Scott Pask creates a brilliant set that is heavily influenced by Alexander Calder’s mobiles. The orchard—with a cluster of mobiles resembling cherry trees—takes on the perfect metaphorical imagery of a society held in balance. The nursery room of the first and last scenes also resembles a mobile, with the picture window hung from the ceiling. Michael Krass’ costumes compliment the atmosphere and also show the progression of time: the characters are in period costumes at the beginning, but by the end are in contemporary dress. The masquerade ball that begins the second act also features various clown costumes, recalling Calder’s Cirque Mobile.

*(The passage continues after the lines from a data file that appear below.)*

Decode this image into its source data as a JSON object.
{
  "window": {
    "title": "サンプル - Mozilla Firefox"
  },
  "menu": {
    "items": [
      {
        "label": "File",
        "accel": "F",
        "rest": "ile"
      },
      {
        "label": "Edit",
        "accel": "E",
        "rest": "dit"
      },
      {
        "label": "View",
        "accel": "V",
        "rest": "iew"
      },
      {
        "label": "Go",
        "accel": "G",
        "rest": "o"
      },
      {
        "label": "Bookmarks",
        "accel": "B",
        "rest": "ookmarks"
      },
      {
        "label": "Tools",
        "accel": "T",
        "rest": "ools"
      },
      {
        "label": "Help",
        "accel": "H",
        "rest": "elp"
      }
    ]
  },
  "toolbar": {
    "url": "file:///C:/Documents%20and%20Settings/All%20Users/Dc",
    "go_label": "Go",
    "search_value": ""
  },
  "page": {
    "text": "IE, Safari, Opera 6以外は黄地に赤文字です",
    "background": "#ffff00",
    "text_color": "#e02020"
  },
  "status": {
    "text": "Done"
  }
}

Karam’s dynamic writing instills specific characters with relatable modern personalities. Charlotta (Tina Benko), traditionally the governess, in this version becomes a magician. Benko’s portrayal makes her simultaneously quirky, independent, and vulnerable; this secondary character stands out as a symbol of the loneliness of someone whose life and career depends on the existence of the aristocratic class. Semyon Yepikhodov (Quinn Mattfeld) is another comedic element as the family accountant who stumbles on as an early twentieth-century slacker.
Simon Godwin’s direction makes Chekhov’s monument of a play engaging, and the stellar cast brings much depth and complexity out of each character. It’s a treat to watch masters such as Chuck Cooper, Joel Grey, and John Glover. Tavi Gevinson is a perfect Anya, who, in what is ultimately a tragic story, carries hope with her optimism and liberal beliefs.
However problematic the message of this version is, from a production standpoint, Roundabout Theatre Company’s The Cherry Orchard has the quality of a meticulously tuned instrument, encompassing perfectly both the comedic and tragic elements the play endeavors to include.
(The Cherry Orchard plays at American Airlines Theater, 227 West 42nd Street, through December 4, 2016. The running time is two hours 15 minutes with an intermission. Performances are Tuesdays at 8; Wednesdays at 2 and 8; Thursdays and Fridays at 8; Saturdays at 2 and 8; and Sundays at 2. Tickets are $57-$142 and are available at roundabouttheatre.org or by calling 212-719-1300.)
The Cherry Orchard is by Anton Chekhov, with a new version by Stephen Karam. Directed by Simon Godwin. Set Design is by Scott Pask, Costume Design is by Michael Krass, Lighting Design is by Donald Holder, Sound Design is by Christopher Cronin, Movement Design is by Jonathan Goddard. Original Music is by Nico Muhly.
The cast is Diane Lane, Chuck Cooper, Tavi Gevinson, John Glover, Celia Keenan-Bolger, Harold Perrineau, Joel Grey, Kyle Beltran, Tina Benko, Susannah Flood, Maurice Jones, Quinn Mattfeld, Peter Bradbury, Philip Kerr, Lise Bruneau, Jacqueline Jarrold, Ian Lassiter and Carl Hendrick Louis.